“People don’t change”…or do they? Psycho II explores that theme deliciously, a la David Cronenberg’s A History of Violence, bridging Hitch’s 60s Norman Bates with the sleazy 80s and managing to do justice to The Master of Suspense in the process.
And with decades in between this incarnation and the inestimable, explosive original, odds were severely stacked against this one (especially in a horror world littered with abominable Part 2s which undermined classic originals, think Howling II: Your Sister Is a Werewolf, Exorcist II: The Heretic, A Nightmare on Elm Street 2: Freddy’s Revenge).
With its recidivism rumblings, the Psycho II set up is a delight, and we’re re-introduced to Norman Bates via the criminal justice system, a terrific conceit that’s certainly timeless. Reactions to his release are understandably negative, as Norman is unleashed on the public. Luckily, there are enough “forgive and forget” types willing to give the notorious innkeeper a shot at redemption, in this case a greasy spoon owner who hires him on as kitchen help.
Unbelievably, Norman returns to his old stomping grounds, severely undermining his shot at redemption and starting up a new life. We’re no psychiatrists or parole officers, but he might’ve been better off in a completely different line of work/time zone, etc.
Psycho II is way better than it should’ve been.

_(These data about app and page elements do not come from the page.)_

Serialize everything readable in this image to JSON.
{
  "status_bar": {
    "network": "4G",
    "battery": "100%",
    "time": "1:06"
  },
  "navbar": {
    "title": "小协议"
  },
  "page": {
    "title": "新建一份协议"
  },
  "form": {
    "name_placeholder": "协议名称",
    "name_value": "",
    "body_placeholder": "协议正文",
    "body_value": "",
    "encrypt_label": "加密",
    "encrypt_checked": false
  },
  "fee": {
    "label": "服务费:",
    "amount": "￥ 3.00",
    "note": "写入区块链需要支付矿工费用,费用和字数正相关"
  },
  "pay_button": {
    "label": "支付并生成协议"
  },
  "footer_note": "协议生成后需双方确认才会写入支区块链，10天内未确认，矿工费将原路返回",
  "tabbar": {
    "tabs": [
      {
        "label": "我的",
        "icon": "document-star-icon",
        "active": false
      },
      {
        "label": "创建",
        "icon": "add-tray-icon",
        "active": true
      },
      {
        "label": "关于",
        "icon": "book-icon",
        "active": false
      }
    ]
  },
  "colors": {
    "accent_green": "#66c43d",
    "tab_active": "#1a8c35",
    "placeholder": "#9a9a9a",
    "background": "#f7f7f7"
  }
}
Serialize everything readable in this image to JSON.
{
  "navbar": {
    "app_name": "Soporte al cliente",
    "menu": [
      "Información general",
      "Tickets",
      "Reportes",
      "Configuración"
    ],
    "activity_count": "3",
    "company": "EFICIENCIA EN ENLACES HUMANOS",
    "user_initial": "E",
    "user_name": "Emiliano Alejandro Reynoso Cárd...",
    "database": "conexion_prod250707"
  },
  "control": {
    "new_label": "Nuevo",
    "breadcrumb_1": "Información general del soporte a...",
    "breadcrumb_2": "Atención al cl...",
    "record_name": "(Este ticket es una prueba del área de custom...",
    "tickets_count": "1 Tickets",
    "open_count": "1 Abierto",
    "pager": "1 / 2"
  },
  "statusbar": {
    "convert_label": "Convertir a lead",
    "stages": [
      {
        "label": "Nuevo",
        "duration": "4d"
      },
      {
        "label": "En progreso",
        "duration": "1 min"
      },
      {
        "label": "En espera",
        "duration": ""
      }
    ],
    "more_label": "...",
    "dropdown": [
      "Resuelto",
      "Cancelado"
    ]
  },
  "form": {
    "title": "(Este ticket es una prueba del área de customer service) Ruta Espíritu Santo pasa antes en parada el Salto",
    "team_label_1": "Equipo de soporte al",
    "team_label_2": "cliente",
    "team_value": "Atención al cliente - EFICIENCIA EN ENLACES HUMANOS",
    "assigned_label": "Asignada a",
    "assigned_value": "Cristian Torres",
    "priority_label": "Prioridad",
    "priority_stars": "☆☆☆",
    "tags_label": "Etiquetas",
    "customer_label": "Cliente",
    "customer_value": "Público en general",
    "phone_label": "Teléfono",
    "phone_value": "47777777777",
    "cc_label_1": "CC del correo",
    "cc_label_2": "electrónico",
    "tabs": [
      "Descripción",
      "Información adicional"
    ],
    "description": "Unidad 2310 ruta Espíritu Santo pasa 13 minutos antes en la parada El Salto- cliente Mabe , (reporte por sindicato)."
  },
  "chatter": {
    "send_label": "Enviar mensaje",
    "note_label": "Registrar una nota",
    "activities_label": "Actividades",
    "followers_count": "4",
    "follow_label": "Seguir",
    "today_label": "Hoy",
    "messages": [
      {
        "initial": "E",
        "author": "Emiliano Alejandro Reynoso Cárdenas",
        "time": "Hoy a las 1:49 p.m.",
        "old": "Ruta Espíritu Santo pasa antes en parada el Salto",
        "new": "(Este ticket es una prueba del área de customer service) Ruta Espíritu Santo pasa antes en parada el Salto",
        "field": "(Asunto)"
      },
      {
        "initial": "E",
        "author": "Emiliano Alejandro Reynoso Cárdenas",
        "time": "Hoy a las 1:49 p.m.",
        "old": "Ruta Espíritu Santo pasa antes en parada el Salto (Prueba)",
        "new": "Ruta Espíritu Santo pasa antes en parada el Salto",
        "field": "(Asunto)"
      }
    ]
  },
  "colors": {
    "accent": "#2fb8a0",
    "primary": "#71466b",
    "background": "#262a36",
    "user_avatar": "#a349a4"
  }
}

For a more in-depth look at the film, check out our Psycho II episode of the Really Awful movies Podcast.
*** (out of 5)